____ Information supplied

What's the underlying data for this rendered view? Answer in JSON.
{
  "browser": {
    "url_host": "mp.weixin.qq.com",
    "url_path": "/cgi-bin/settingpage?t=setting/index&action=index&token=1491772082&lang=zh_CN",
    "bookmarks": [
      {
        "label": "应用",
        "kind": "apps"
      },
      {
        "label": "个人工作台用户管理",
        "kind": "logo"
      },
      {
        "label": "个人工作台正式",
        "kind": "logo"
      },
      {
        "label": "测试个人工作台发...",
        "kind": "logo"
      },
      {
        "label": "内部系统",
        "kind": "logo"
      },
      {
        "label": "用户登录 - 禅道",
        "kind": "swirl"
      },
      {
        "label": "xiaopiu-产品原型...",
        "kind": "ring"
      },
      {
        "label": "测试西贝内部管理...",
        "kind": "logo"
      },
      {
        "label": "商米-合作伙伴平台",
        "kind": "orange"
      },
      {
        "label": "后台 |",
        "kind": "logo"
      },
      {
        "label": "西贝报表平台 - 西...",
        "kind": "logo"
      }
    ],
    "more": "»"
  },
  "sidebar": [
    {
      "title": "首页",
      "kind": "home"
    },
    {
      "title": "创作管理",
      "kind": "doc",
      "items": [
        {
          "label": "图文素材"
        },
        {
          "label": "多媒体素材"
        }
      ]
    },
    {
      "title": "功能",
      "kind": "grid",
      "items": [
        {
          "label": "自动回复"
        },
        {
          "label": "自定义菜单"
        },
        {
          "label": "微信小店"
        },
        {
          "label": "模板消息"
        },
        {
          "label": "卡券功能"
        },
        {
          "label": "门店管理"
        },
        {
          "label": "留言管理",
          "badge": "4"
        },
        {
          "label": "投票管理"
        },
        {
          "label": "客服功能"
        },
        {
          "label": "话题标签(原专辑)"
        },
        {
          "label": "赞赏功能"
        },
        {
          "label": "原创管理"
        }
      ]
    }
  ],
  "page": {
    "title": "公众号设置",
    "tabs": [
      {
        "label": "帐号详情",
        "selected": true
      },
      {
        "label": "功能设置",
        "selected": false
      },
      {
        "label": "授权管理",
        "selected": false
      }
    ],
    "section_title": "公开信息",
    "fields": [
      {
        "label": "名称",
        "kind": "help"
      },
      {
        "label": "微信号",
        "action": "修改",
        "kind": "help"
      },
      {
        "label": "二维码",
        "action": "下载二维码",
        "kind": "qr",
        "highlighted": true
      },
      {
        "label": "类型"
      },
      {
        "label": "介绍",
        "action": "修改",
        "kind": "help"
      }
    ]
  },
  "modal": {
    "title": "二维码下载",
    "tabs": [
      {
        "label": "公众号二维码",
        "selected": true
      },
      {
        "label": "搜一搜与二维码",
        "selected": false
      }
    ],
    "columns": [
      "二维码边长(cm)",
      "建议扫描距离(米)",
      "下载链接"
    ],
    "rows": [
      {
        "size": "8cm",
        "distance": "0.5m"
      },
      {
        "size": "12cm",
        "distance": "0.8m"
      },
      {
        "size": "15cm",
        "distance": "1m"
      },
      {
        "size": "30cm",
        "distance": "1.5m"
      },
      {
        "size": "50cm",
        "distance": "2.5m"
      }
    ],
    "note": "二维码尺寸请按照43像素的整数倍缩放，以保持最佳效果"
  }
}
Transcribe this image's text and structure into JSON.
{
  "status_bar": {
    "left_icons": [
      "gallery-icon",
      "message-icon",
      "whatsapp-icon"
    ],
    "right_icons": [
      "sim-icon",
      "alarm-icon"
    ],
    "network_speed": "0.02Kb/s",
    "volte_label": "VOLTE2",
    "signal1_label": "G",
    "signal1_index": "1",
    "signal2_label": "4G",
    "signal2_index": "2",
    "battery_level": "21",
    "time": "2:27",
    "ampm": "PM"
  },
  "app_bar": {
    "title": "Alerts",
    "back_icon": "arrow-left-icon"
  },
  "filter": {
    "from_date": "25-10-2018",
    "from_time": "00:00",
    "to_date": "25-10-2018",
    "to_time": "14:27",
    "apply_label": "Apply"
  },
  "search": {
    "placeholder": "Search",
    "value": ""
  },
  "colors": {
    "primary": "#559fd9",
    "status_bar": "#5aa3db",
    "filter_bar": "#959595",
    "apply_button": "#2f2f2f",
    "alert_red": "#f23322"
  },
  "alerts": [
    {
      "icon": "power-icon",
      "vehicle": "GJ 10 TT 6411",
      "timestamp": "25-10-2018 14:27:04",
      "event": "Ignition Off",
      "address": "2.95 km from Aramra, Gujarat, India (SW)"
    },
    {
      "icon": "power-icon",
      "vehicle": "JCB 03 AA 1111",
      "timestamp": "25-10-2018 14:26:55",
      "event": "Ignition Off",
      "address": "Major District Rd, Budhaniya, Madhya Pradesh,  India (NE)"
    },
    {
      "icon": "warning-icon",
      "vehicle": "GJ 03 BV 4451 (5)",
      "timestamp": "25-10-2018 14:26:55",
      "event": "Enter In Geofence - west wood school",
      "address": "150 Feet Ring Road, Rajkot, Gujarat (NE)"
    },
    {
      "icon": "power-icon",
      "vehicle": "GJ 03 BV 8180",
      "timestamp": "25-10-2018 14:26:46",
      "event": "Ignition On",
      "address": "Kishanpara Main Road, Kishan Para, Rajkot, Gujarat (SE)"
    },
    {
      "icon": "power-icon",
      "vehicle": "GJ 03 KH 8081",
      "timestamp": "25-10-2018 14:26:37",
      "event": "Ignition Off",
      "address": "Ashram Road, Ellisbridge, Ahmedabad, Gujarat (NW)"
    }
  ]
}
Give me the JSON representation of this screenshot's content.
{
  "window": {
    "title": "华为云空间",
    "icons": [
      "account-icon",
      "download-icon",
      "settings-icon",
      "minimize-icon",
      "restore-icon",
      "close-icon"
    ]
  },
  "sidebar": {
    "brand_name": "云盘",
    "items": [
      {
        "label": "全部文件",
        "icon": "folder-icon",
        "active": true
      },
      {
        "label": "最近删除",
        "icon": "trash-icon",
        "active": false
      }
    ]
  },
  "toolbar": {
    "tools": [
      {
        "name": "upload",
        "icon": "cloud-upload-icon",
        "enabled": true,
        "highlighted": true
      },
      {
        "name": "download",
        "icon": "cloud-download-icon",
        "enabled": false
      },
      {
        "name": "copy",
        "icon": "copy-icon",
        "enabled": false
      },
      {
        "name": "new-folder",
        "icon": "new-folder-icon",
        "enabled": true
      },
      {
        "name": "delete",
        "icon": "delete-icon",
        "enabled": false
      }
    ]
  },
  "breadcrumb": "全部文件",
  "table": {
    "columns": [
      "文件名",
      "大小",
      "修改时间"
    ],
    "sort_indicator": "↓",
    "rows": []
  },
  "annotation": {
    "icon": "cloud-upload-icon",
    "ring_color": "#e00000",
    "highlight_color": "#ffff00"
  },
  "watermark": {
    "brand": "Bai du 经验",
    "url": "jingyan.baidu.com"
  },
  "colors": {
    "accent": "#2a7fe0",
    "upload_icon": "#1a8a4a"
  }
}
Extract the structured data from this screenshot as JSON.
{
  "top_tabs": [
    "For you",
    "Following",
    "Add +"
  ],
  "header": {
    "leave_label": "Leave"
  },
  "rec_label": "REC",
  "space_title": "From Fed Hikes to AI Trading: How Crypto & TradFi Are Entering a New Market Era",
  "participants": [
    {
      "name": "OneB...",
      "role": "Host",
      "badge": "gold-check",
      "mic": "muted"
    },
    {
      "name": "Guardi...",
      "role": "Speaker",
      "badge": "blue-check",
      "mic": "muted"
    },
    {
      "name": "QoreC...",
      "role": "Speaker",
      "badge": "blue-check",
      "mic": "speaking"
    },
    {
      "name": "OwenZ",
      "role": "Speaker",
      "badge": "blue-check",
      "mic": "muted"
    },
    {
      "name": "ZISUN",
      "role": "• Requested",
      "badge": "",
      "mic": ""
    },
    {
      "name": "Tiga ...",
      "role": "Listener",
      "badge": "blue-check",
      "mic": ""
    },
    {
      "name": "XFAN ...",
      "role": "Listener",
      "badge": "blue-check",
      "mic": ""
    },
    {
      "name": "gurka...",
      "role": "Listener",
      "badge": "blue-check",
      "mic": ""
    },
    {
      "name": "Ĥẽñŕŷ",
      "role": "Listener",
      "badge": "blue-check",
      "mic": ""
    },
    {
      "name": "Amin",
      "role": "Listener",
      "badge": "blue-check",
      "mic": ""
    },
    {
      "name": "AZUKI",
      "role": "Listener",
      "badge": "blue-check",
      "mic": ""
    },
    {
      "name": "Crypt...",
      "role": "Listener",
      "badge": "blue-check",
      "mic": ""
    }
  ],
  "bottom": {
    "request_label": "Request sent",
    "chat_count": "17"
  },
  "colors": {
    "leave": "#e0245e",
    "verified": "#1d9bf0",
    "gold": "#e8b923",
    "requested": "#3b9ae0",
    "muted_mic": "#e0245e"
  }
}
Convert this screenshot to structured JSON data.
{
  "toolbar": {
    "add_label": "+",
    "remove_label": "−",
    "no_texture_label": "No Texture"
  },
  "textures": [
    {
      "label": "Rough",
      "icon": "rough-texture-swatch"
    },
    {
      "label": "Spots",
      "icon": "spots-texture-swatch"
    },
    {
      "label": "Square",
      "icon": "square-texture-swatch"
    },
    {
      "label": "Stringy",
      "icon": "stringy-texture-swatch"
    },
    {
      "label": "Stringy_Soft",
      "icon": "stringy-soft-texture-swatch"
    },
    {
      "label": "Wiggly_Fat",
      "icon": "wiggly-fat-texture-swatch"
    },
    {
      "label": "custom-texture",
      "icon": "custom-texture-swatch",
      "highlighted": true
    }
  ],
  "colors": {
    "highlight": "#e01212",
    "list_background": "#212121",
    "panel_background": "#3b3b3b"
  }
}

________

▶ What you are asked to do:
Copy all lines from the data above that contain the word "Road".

▶ Reply to the task:
      "address": "150 Feet Ring Road, Rajkot, Gujarat (NE)"
      "address": "Kishanpara Main Road, Kishan Para, Rajkot, Gujarat (SE)"
      "address": "Ashram Road, Ellisbridge, Ahmedabad, Gujarat (NW)"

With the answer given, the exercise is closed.